...assuming bash, which sorts expanded filenames alphabetically (ls does this too, at least by default). Other shells may do the same(verify). I wouldn't assume this on windows.

Tree to backup file

This article/section is a stub — probably a pile of half-sorted notes, is not well-checked so may have incorrect bits. (Feel free to ignore, fix, or tell me)


Once upon a time I had the following in a cronjob:

tar -cvjf /backup_directory/codeproject_`date +%F`.tar.bz2 /path/to/codeproject
# parallelized variant (here using gzip for speed)
 tar cvf - /path/to/dataset | pigz -3 > dataset_`date +%F`.tgz

A variation with some exclusions:

find /path/to/codeproject ! -type d ! -wholename '*/img/*' -print0 | \
    tar -T - --null -cvjf /backup_directory/codeproject_`date +%F`.tar.bz2


  • date +%F produces something like 2009-12-29, which is a quick way to do unique-per-day and nicely sortable filenames.
  • The
    ! -type d
    in the second example will tell find to not print directory names, which is necessary because tar recurses any directory you give it (which would nullify the effect of the
    ! -wholename
  • if you use find, it's handy to pipe the null-delimited filename list (for filename safety) directly to tar (using -T - on tar).

(See also the find tricks on find and xargs, and remember that find's syntax is a little unusual)

For code, the easier setup (both more functional and more easily networked) is some versioning system; see subversion, git, and such.


Since you can abuse ssh as a data pipe, you can push backups elsewhere with little work:

tar cjvf - /path/to/codeproject  |  ssh user@backuphost "cat > mybackup.tbz2"
# or, for speed, using parallel compression and a simpler cipher:
tar cvf - /path/to/dataset | pigz -3 |  ssh -c arcfour user@backuphost "cat > mybackup.tgz"
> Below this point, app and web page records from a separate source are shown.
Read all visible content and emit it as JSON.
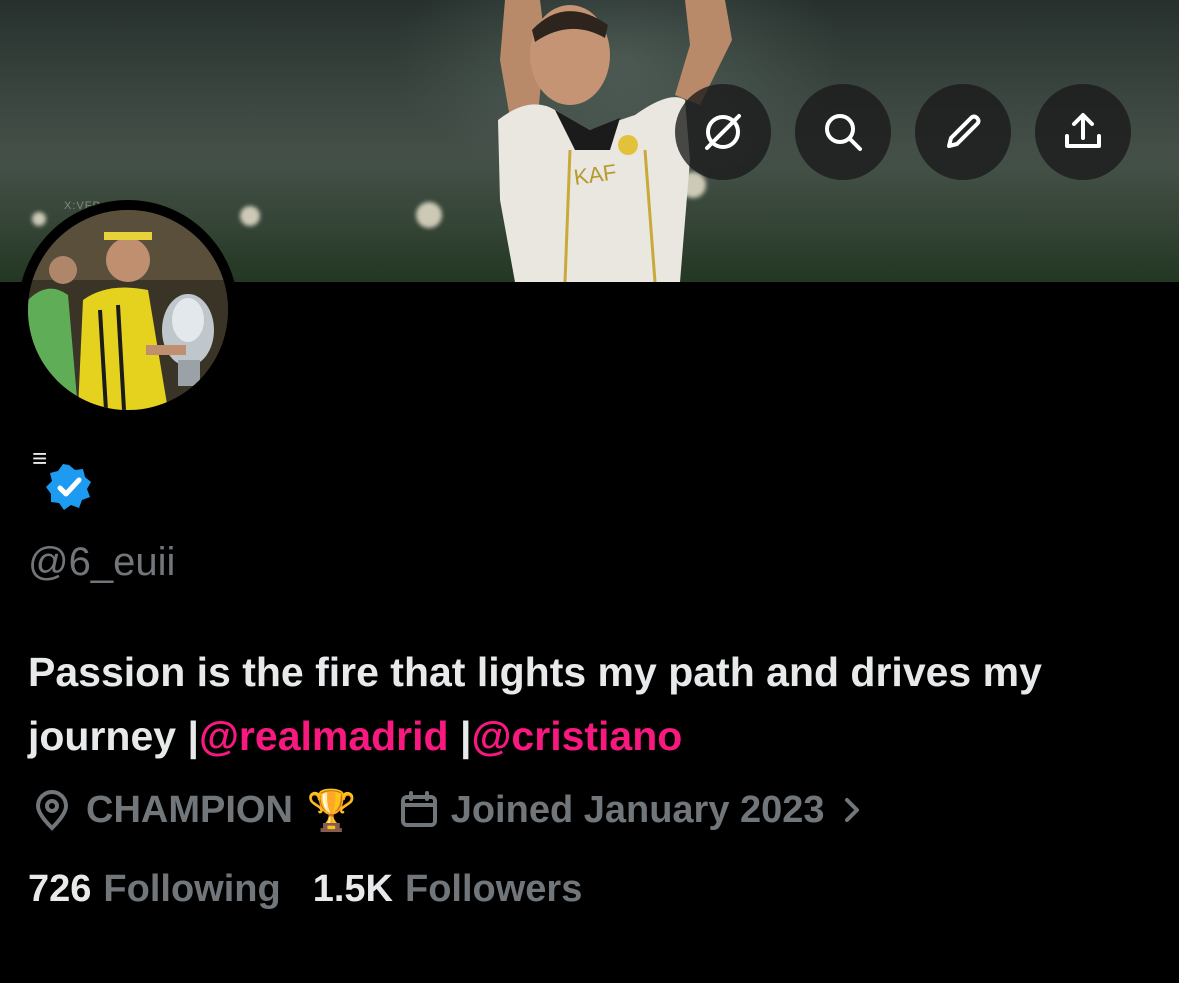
{
  "header": {
    "watermark": "X:VFP",
    "actions": [
      {
        "icon": "grok-icon"
      },
      {
        "icon": "search-icon"
      },
      {
        "icon": "edit-pencil-icon"
      },
      {
        "icon": "share-icon"
      }
    ]
  },
  "profile": {
    "name_glyph": "≡",
    "verified": true,
    "handle": "@6_euii",
    "bio_text_1": "Passion is the fire that lights my path and drives my journey |",
    "bio_mention_1": "@realmadrid",
    "bio_sep": " |",
    "bio_mention_2": "@cristiano",
    "location": "CHAMPION",
    "location_emoji": "🏆",
    "joined": "Joined January 2023",
    "following_count": "726",
    "following_label": "Following",
    "followers_count": "1.5K",
    "followers_label": "Followers"
  },
  "colors": {
    "background": "#000000",
    "primary_text": "#e7e9ea",
    "secondary_text": "#71767b",
    "mention": "#f91880",
    "verified_badge": "#1d9bf0"
  }
}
(...though if you want this in a cronjob you'll likely want a SSH keypair setup to avoid password prompts in the process (also consider effective-user details, su with a shell, and that sort of detail)

To help estimate whether pigz is worth the compression, try something like:

tar cvf - . 2>/dev/null | pv -c -N RAW | pigz -3 - | pv -c -N COMP > /dev/null


For MySQL, see MySQL_notes#Backup.2FReplication

For postgres, see Postgres#Replication.2C_Backup

See also

This article/section is a stub — probably a pile of half-sorted notes, is not well-checked so may have incorrect bits. (Feel free to ignore, fix, or tell me)

Application backup notes

Profile backup notes

Disk imaging notes

These are primarily notes
It won't be complete in any sense.
It exists to contain fragments of useful information.

See also:

Clonezilla notes

You may want a recent development version, because what some download sources consider a 'stable' version can be so old that they don't like booting on modern hardware (I got a kernel oops).

While clonezilla is smart about copying only used space (and compressing it), restoring needs a disk/partition no smaller than the original you copied.

Note that restoring specific partition (rather than disks) is more useful for specific-disk backup than it is for free-form duplication, because partition restores expects the same partition layout, or at the very least the same partition references (names).

See also